“No, no. I think for me it’s sinking in, but it’s not fully there. I think after the Championships, after that final 100 metres, I think it will sink in then, y’know? That this is it, y’know what I mean? But I’m trying not to be too emotional!” ” he laughs. “So we’ll see what happens.”
Speaking of emotions, Bolt is a master of composure. That’s a talent that will surely serve him well when he comes to play Kevin Hart heads-up in poker at the PokerStars Championship Bahamas in January 2018.
“Yeah! I’m gonna keep that straight face!” He chuckles. “Y’know, I never show if I’m nervous or not. That’s the key thing.”
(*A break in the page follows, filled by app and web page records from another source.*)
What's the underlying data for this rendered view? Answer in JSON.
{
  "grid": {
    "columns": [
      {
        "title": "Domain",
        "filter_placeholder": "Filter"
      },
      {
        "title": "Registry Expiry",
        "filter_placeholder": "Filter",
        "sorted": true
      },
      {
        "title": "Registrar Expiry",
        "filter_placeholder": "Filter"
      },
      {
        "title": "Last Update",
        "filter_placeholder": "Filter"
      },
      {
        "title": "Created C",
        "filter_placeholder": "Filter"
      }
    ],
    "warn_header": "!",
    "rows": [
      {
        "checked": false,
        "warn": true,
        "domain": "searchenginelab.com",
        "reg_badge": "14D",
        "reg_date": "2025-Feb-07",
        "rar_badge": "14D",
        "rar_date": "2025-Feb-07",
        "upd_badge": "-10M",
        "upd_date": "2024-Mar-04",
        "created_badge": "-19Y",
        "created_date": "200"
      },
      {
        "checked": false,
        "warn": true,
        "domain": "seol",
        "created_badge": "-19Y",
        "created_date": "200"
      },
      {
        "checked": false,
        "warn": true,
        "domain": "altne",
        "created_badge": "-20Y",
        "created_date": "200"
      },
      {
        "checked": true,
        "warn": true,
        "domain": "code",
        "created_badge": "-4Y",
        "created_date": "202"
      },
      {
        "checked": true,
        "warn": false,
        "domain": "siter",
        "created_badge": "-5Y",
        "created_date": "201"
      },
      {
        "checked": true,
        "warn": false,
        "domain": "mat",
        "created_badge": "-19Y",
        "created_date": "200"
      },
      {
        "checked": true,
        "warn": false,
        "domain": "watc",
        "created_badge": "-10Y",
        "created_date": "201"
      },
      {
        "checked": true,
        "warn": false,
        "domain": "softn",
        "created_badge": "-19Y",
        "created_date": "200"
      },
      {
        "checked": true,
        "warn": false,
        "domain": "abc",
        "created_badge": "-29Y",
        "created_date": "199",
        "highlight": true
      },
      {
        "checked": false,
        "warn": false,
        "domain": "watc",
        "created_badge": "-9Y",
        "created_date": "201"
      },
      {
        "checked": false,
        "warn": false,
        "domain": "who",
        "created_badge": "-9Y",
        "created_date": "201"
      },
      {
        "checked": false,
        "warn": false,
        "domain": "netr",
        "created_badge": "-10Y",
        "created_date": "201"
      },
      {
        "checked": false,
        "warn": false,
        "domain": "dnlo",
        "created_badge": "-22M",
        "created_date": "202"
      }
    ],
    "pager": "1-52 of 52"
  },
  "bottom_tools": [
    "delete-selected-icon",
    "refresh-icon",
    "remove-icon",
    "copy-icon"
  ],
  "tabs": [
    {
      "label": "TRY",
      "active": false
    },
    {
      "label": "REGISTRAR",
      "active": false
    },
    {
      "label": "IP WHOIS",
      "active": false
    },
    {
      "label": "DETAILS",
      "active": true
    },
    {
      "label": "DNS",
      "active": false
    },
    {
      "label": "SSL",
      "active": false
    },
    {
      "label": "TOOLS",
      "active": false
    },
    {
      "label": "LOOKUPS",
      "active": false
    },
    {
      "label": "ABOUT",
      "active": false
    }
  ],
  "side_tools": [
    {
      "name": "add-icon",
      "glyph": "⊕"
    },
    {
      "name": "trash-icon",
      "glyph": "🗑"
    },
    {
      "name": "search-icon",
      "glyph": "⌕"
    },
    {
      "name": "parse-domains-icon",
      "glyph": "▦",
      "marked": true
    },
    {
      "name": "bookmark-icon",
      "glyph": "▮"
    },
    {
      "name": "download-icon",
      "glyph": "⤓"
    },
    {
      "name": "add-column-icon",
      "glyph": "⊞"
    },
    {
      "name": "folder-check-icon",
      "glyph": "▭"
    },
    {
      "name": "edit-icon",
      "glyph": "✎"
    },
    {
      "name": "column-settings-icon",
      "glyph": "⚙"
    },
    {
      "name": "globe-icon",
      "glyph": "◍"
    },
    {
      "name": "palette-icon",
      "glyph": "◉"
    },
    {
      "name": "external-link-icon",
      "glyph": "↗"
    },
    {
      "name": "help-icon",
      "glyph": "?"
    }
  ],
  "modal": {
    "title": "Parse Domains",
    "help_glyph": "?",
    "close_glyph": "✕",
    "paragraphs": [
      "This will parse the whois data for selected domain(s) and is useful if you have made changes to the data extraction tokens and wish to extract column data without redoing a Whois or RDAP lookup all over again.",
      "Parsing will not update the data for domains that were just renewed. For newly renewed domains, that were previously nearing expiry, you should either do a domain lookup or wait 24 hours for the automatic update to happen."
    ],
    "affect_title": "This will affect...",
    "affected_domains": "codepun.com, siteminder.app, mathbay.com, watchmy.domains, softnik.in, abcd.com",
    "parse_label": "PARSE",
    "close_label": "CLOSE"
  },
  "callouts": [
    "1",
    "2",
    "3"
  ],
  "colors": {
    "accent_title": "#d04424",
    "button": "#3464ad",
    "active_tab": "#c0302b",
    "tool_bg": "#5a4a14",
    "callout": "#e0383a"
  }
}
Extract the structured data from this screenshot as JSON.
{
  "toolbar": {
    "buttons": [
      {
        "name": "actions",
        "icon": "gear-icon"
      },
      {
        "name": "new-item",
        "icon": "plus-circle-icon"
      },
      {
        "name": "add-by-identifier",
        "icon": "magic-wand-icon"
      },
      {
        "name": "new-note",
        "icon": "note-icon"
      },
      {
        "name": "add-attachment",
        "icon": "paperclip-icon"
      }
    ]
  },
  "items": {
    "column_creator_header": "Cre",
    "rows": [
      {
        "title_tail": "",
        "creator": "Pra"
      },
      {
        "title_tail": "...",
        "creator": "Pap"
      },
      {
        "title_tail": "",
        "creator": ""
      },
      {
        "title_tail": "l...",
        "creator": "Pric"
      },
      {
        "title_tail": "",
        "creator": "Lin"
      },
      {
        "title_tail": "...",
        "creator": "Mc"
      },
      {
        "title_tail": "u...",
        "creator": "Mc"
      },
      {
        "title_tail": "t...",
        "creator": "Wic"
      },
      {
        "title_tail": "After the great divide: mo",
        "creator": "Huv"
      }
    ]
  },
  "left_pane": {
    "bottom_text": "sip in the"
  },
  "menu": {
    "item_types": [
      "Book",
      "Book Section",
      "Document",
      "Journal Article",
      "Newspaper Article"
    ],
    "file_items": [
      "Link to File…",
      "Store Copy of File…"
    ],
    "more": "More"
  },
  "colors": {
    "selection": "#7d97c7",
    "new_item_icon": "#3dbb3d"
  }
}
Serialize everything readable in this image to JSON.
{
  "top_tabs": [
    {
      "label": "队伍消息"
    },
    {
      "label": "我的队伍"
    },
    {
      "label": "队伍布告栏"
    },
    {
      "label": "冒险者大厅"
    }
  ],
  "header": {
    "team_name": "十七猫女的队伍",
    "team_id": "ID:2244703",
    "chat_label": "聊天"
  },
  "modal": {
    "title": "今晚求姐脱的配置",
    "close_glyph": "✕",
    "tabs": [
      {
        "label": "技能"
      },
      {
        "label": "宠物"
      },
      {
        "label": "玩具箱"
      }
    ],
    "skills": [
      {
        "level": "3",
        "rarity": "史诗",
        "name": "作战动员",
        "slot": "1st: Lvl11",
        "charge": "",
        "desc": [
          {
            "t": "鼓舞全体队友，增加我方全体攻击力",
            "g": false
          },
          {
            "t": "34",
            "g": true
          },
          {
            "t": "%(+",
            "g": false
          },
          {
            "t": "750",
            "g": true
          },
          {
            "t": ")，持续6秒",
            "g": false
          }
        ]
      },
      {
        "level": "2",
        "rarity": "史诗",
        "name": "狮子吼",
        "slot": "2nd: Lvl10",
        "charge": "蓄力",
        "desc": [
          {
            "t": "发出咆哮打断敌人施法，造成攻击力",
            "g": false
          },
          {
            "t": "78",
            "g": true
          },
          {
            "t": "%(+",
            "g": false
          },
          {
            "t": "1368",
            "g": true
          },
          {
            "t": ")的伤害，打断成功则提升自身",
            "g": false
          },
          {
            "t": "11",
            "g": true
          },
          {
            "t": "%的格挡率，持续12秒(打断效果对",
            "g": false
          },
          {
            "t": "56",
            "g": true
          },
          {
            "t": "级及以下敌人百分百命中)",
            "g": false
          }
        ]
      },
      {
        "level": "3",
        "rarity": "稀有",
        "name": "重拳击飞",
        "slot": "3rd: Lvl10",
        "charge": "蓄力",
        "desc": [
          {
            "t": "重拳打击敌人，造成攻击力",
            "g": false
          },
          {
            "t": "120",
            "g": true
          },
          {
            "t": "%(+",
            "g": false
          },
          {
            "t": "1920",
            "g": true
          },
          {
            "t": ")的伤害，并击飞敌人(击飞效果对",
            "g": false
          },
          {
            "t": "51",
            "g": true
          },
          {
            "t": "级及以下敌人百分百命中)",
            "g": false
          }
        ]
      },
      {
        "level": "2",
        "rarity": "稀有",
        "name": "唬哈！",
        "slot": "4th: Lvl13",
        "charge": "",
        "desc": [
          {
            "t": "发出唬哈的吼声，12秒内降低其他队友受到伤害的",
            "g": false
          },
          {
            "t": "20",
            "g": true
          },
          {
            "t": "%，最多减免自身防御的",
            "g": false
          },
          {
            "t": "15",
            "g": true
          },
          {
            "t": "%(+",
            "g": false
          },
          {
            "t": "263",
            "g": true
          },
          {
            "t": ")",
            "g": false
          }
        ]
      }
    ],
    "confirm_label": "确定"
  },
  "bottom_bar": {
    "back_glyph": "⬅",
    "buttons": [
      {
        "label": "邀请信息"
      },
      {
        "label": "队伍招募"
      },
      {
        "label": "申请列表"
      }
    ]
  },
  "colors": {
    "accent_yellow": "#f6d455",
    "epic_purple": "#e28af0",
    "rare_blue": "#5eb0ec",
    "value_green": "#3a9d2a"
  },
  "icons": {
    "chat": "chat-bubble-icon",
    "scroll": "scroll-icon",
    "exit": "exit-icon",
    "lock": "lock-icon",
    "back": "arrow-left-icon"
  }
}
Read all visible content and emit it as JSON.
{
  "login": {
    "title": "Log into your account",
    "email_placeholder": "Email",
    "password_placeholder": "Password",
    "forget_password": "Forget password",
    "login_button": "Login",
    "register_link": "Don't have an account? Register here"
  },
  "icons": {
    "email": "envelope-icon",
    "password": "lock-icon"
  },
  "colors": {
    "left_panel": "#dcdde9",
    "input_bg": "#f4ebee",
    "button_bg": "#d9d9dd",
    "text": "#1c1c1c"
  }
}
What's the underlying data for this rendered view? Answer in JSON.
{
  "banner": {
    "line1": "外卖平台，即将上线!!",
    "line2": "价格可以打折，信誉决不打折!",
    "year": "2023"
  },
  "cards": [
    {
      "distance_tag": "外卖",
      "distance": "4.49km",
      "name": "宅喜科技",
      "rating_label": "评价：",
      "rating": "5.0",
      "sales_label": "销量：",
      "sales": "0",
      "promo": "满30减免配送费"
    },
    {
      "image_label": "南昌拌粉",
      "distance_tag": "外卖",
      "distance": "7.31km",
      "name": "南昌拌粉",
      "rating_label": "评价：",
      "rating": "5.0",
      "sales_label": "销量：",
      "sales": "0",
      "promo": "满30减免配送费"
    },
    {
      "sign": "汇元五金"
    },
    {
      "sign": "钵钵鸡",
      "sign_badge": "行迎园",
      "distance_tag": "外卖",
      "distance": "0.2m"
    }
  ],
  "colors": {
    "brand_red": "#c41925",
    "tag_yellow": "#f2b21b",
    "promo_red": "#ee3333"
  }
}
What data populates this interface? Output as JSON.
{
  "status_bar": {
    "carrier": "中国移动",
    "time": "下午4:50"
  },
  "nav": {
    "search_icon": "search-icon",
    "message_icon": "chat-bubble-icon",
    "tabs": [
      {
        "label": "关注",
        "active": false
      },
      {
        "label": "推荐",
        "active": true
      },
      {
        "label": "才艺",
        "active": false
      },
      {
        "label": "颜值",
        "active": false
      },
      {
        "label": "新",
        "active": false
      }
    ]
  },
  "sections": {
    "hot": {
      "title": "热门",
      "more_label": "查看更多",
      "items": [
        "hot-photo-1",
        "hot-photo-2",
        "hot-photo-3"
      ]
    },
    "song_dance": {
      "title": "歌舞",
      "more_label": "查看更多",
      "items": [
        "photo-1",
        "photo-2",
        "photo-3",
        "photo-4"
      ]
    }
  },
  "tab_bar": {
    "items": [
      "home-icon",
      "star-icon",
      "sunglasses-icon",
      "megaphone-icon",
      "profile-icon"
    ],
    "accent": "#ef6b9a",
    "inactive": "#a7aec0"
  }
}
Of all the talents the man has, I ask him what he thinks would be the most transferable into poker.
“Oh God,” he says, racking his brains. But then he comes up with the perfect answer.
“I think it’s just how cool I am!”
He’s kinda joking (but we both know it’s true). “Keepin’ that straight face! I’m always smilin’ so you don’t know when I’m nervous. Also, I’m taller than everybody…”
At this point another voice chimes in. “Kevin can’t see over the table!” yells a person from the crowd, who may or may not be a friend of Hart’s and a PokerStars employee.
“Yeah!” Bolt laughs. “Exactly. I can see everybody’s hands!”
Bolt wasn’t the only 6″5 person in Monaco this week. A Kevin Hart cardboard cut out was pictured following him around Monte Carlo since his arrival (more on which you can read here).
Not that it fazed Bolt in the slightest.
“All week he’s been stalkin’ me!” he laughs, referring to the Hart cut-out. “I see him peeking behind the walls, he’s trying to see what I’m doing, but I’m just trying to stay focused, y’know what I mean? But I see him.
“It’s been fun going back and forth [with the #GameOn social media videos] and seeing the reactions, it’s been really exciting I must say.”
When asked if he thinks he’s winning the social media battle, his answer is surprisingly modest. “It’s pretty close!”
And with that, our time with the GOAT was up. We headed back to the hotel, and Usain Bolt disappeared somewhere amongst a large crowd to do whatever Usain Bolt likes to do.
Of course, he stopped to sign more autographs and take more photos before he left for good. Just another normal night when the fastest man on the planet is in the building.
Jack Stanton is a freelance contributor to the PokerStars Blog.
You can play poker for free on PokerStars. Simply click here to open an account.